REQUIRED ACTION:
Your task is to copy every line of the entries that holds the word "Start".

ENTRIES PROVIDED:
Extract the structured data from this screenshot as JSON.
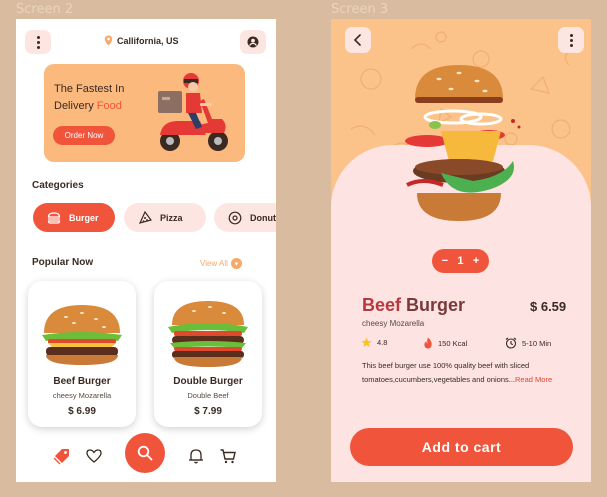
{
  "screens": {
    "left_title": "Screen 2",
    "right_title": "Screen 3"
  },
  "home": {
    "location": "Callifornia, US",
    "banner": {
      "line1": "The Fastest In",
      "line2_prefix": "Delivery",
      "line2_highlight": "Food",
      "cta": "Order Now"
    },
    "categories_title": "Categories",
    "categories": [
      {
        "label": "Burger",
        "icon": "burger-icon",
        "active": true
      },
      {
        "label": "Pizza",
        "icon": "pizza-icon",
        "active": false
      },
      {
        "label": "Donut",
        "icon": "donut-icon",
        "active": false
      }
    ],
    "popular_title": "Popular Now",
    "view_all": "View All",
    "products": [
      {
        "name": "Beef Burger",
        "subtitle": "cheesy Mozarella",
        "price": "$ 6.99"
      },
      {
        "name": "Double Burger",
        "subtitle": "Double Beef",
        "price": "$ 7.99"
      }
    ],
    "nav": [
      "tag-icon",
      "heart-icon",
      "search-icon",
      "bell-icon",
      "cart-icon"
    ]
  },
  "detail": {
    "quantity": {
      "minus": "−",
      "value": "1",
      "plus": "+"
    },
    "name_word1": "Beef",
    "name_word2": "Burger",
    "price": "$ 6.59",
    "subtitle": "cheesy Mozarella",
    "stats": {
      "rating": "4.8",
      "calories": "150 Kcal",
      "time": "5-10 Min"
    },
    "description": "This beef burger use 100% quality beef with sliced tomatoes,cucumbers,vegetables and onions...",
    "read_more": "Read More",
    "add_to_cart": "Add to cart"
  },
  "colors": {
    "accent": "#f0553c",
    "banner": "#fcb97d",
    "pink": "#fde6e1",
    "background": "#d9bc9f"
  }
}
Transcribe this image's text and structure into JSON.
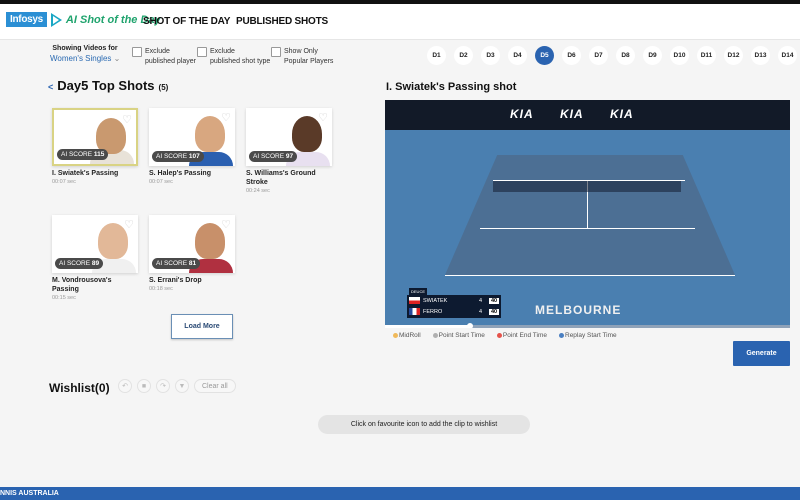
{
  "header": {
    "logo_brand": "Infosys",
    "logo_title": "AI Shot of the Day",
    "tabs": [
      {
        "label": "SHOT OF THE DAY",
        "active": true
      },
      {
        "label": "PUBLISHED SHOTS",
        "active": false
      }
    ]
  },
  "filters": {
    "showing_label": "Showing Videos for",
    "category_value": "Women's Singles",
    "checkboxes": [
      {
        "label_line1": "Exclude",
        "label_line2": "published player",
        "checked": false
      },
      {
        "label_line1": "Exclude",
        "label_line2": "published shot type",
        "checked": false
      },
      {
        "label_line1": "Show Only",
        "label_line2": "Popular Players",
        "checked": false
      }
    ]
  },
  "days": [
    "D1",
    "D2",
    "D3",
    "D4",
    "D5",
    "D6",
    "D7",
    "D8",
    "D9",
    "D10",
    "D11",
    "D12",
    "D13",
    "D14"
  ],
  "active_day": "D5",
  "shots_section": {
    "back_icon": "<",
    "title": "Day5 Top Shots",
    "count": "(5)",
    "score_label": "AI SCORE",
    "cards": [
      {
        "name": "I. Swiatek's Passing",
        "duration": "00:07 sec",
        "score": "115",
        "selected": true
      },
      {
        "name": "S. Halep's Passing",
        "duration": "00:07 sec",
        "score": "107",
        "selected": false
      },
      {
        "name": "S. Williams's Ground Stroke",
        "duration": "00:24 sec",
        "score": "97",
        "selected": false
      },
      {
        "name": "M. Vondrousova's Passing",
        "duration": "00:15 sec",
        "score": "89",
        "selected": false
      },
      {
        "name": "S. Errani's Drop",
        "duration": "00:18 sec",
        "score": "81",
        "selected": false
      }
    ],
    "load_more_label": "Load More"
  },
  "video": {
    "title": "I. Swiatek's Passing shot",
    "sponsor": "KIA",
    "venue_text": "MELBOURNE",
    "scoreboard": {
      "status": "DEUCE",
      "players": [
        {
          "name": "SWIATEK",
          "games": "4",
          "points": "40"
        },
        {
          "name": "FERRO",
          "games": "4",
          "points": "40"
        }
      ]
    },
    "progress_fraction": 0.21,
    "legend": [
      {
        "label": "MidRoll",
        "color": "#f0b95a"
      },
      {
        "label": "Point Start Time",
        "color": "#b0b0b0"
      },
      {
        "label": "Point End Time",
        "color": "#e5534b"
      },
      {
        "label": "Replay Start Time",
        "color": "#4a7fc1"
      }
    ],
    "generate_label": "Generate"
  },
  "wishlist": {
    "title": "Wishlist(0)",
    "clear_all_label": "Clear all",
    "hint": "Click on favourite icon to add the clip to wishlist"
  },
  "footer": {
    "text": "NNIS AUSTRALIA"
  }
}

ANSWER:
        "label": "Point Start Time",
        "label": "Replay Start Time",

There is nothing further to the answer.